- Bring a large pot of water to a boil, and boil your wontons in batches for about 2 minutes. Transfer to a shallow bowl with a slotted spoon and toss with a splash of sesame oil to keep them from sticking.
- Boil your noodles according to the package directions. If you want them al dente, you may want to reduce the cooking time by up to 30%.
- Divide the wontons between 3-4 bowls, then divide the noodles evenly. Top with the reserved minced scallions, then finally our the soup over each bowl of wonton noodles. Serve immediately.
Marc Matsumoto says
Hi Yogicfoodie, the yellow hue you're seeing in the photo above is from the noodles, the soup is actually more of a cloudy reddish tan. While you could clarify the stock, there's really no need to as it does not effect the flavor. Go check out this post https://norecipes.com/dueling-wontons/ where I have photos from some of the best wonton noodle shops in Hong Kong, the soup is a cloudy tan color. The reason the soups you're used to seeing in Chinatown are clear yellow is most likely because they're using powdered or canned chicken broth.
Thank you so much. We'll be making this again soon!
May I put the shrimp shells and dried pollack into a cheesecloth so I don't have to drain it later on?
Marc Matsumoto says
Hi Krys, you may still need to strain the soup even if you put the shells in a cheesecloth (because the juices from the shell tend to coagulate), but it's worth a try.
I read this with great interest - I have travelled a lot to Hong Kong and always eat as much wonton mein as I possibly can while there. On a recent trip to New York I had it in Chinatown and got my love for the dish renewed, so now I decided I need to try this out for myself.
It surprises me to read that the broth is made from dried flounder/fish. I always assumed it was a chickeny-pork like broth since I never noticed any fishy smell from it.
Thanks for taking your time to post this thorough and instructive recipe and including all the explanations. Will be looking for the needed ingredients next time I go to my local Asian grocery store here in OC, CA.
Marc Matsumoto says
Hi Lars, most of the wonton soups I've had in the NYC chinatown tasted like they were made with canned chicken broth. Definitely a different soup base than the good wonton spots in Hong Kong. This broth definitely has a fish flavor (though I wouldn't call it fishy). If that's not something you're into you may want to swap the broth out for something chicken or pork based.
I looked for youmian in a chinese shop and didn't find them... i don't know hoy they look like uncooked though, would you please post a picture of them? Thank you!

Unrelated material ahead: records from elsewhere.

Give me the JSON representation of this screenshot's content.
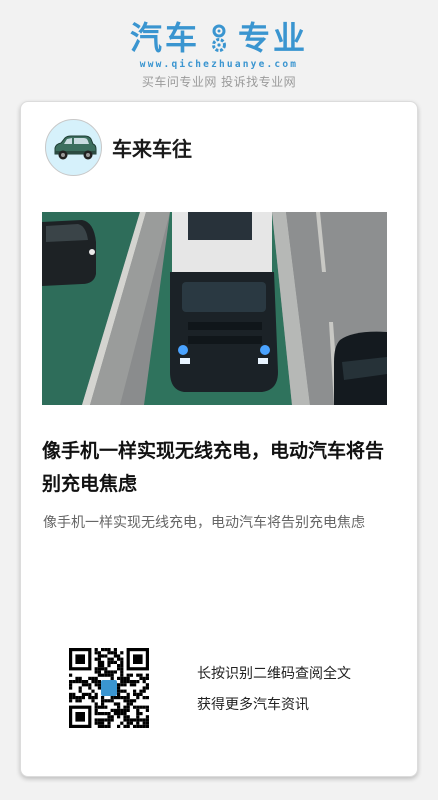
{
  "site": {
    "logo_left": "汽车",
    "logo_right": "专业",
    "url": "www.qichezhuanye.com",
    "slogan": "买车问专业网 投诉找专业网",
    "brand_color": "#3a95d0"
  },
  "author": {
    "name": "车来车往",
    "avatar_icon": "car-icon"
  },
  "article": {
    "hero_image_icon": "highway-truck-image",
    "title": "像手机一样实现无线充电，电动汽车将告别充电焦虑",
    "summary": "像手机一样实现无线充电，电动汽车将告别充电焦虑"
  },
  "qr": {
    "icon": "qr-code-icon",
    "line1": "长按识别二维码查阅全文",
    "line2": "获得更多汽车资讯"
  }
}
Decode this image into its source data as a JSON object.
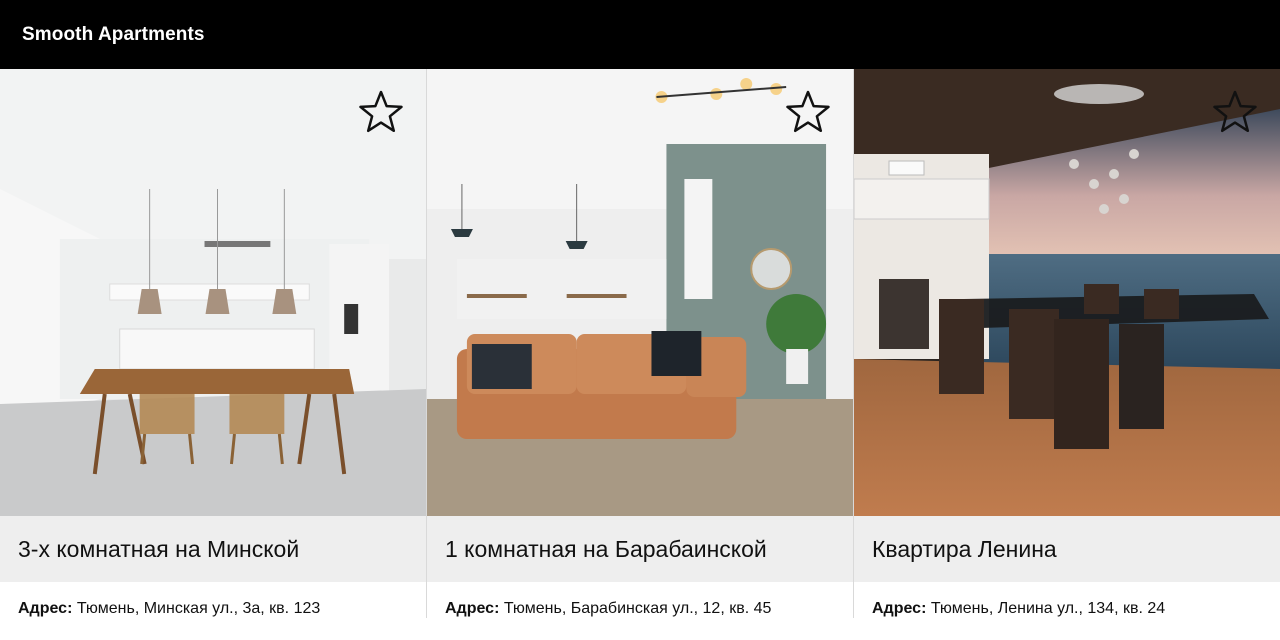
{
  "header": {
    "brand": "Smooth Apartments"
  },
  "listings": [
    {
      "title": "3-х комнатная на Минской",
      "address_label": "Адрес:",
      "address": "Тюмень, Минская ул., 3а, кв. 123",
      "favorite": false
    },
    {
      "title": "1 комнатная на Барабаинской",
      "address_label": "Адрес:",
      "address": "Тюмень, Барабинская ул., 12, кв. 45",
      "favorite": false
    },
    {
      "title": "Квартира Ленина",
      "address_label": "Адрес:",
      "address": "Тюмень, Ленина ул., 134, кв. 24",
      "favorite": false
    }
  ]
}
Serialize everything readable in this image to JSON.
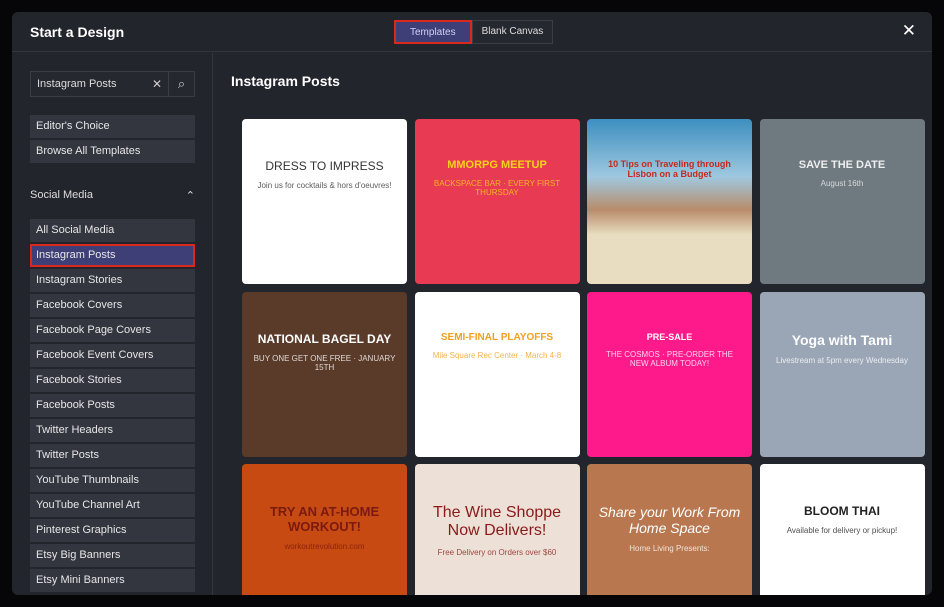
{
  "header": {
    "title": "Start a Design",
    "tabs": [
      "Templates",
      "Blank Canvas"
    ],
    "close": "✕"
  },
  "search": {
    "value": "Instagram Posts",
    "clear": "✕",
    "icon": "⌕"
  },
  "sidebar": {
    "top_items": [
      "Editor's Choice",
      "Browse All Templates"
    ],
    "section": "Social Media",
    "section_chevron": "⌃",
    "items": [
      "All Social Media",
      "Instagram Posts",
      "Instagram Stories",
      "Facebook Covers",
      "Facebook Page Covers",
      "Facebook Event Covers",
      "Facebook Stories",
      "Facebook Posts",
      "Twitter Headers",
      "Twitter Posts",
      "YouTube Thumbnails",
      "YouTube Channel Art",
      "Pinterest Graphics",
      "Etsy Big Banners",
      "Etsy Mini Banners"
    ]
  },
  "main": {
    "title": "Instagram Posts",
    "templates": [
      {
        "title": "DRESS TO IMPRESS",
        "sub": "Join us for cocktails & hors d'oeuvres!"
      },
      {
        "title": "MMORPG MEETUP",
        "sub": "BACKSPACE BAR · EVERY FIRST THURSDAY"
      },
      {
        "title": "10 Tips on Traveling through Lisbon on a Budget",
        "sub": ""
      },
      {
        "title": "SAVE THE DATE",
        "sub": "August 16th"
      },
      {
        "title": "NATIONAL BAGEL DAY",
        "sub": "BUY ONE GET ONE FREE · JANUARY 15TH"
      },
      {
        "title": "SEMI-FINAL PLAYOFFS",
        "sub": "Mile Square Rec Center · March 4-8"
      },
      {
        "title": "PRE-SALE",
        "sub": "THE COSMOS · PRE-ORDER THE NEW ALBUM TODAY!"
      },
      {
        "title": "Yoga with Tami",
        "sub": "Livestream at 5pm every Wednesday"
      },
      {
        "title": "TRY AN AT-HOME WORKOUT!",
        "sub": "workoutrevolution.com"
      },
      {
        "title": "The Wine Shoppe Now Delivers!",
        "sub": "Free Delivery on Orders over $60"
      },
      {
        "title": "Share your Work From Home Space",
        "sub": "Home Living Presents:"
      },
      {
        "title": "BLOOM THAI",
        "sub": "Available for delivery or pickup!"
      }
    ]
  }
}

Marc Matsumoto says
Hi Rafaela, they usually come in bags and are shaped in serving sized nests. I wasn't able to find any pictures of the noodles in packaging, but there's a picture of them in a a bowl here: https://en.wikipedia.org/wiki/Youmian they are very thin and yellow in color.
Theresa Conarello says
Hi Tan I have seen little pinkish red dried shrimp sold in a shelf stable bag in Hispanic groceries. Is this the shrimp you mean?
Kathy Stroup says
Well of course, here's your recipe! Complex as I had imagined. Have to put this on the list to try. This is going to require a trip to L.A. for ingredients, but I love shopping there, and it's nice to have a list of things to look for. You site never disappoints! I could spend hours reading, but I'm in the middle of cooking; at least this time I actually started a recipe before getting lost in exploration!😅
Marc Matsumoto says
This is an oldie but I remember it being really good. The hardest part about this recipe here is that it's really difficult to find the thin chinese-style noodles here. Guess I'll have to make a trip to Chinatown in Yokohama if I want to make this again....🤔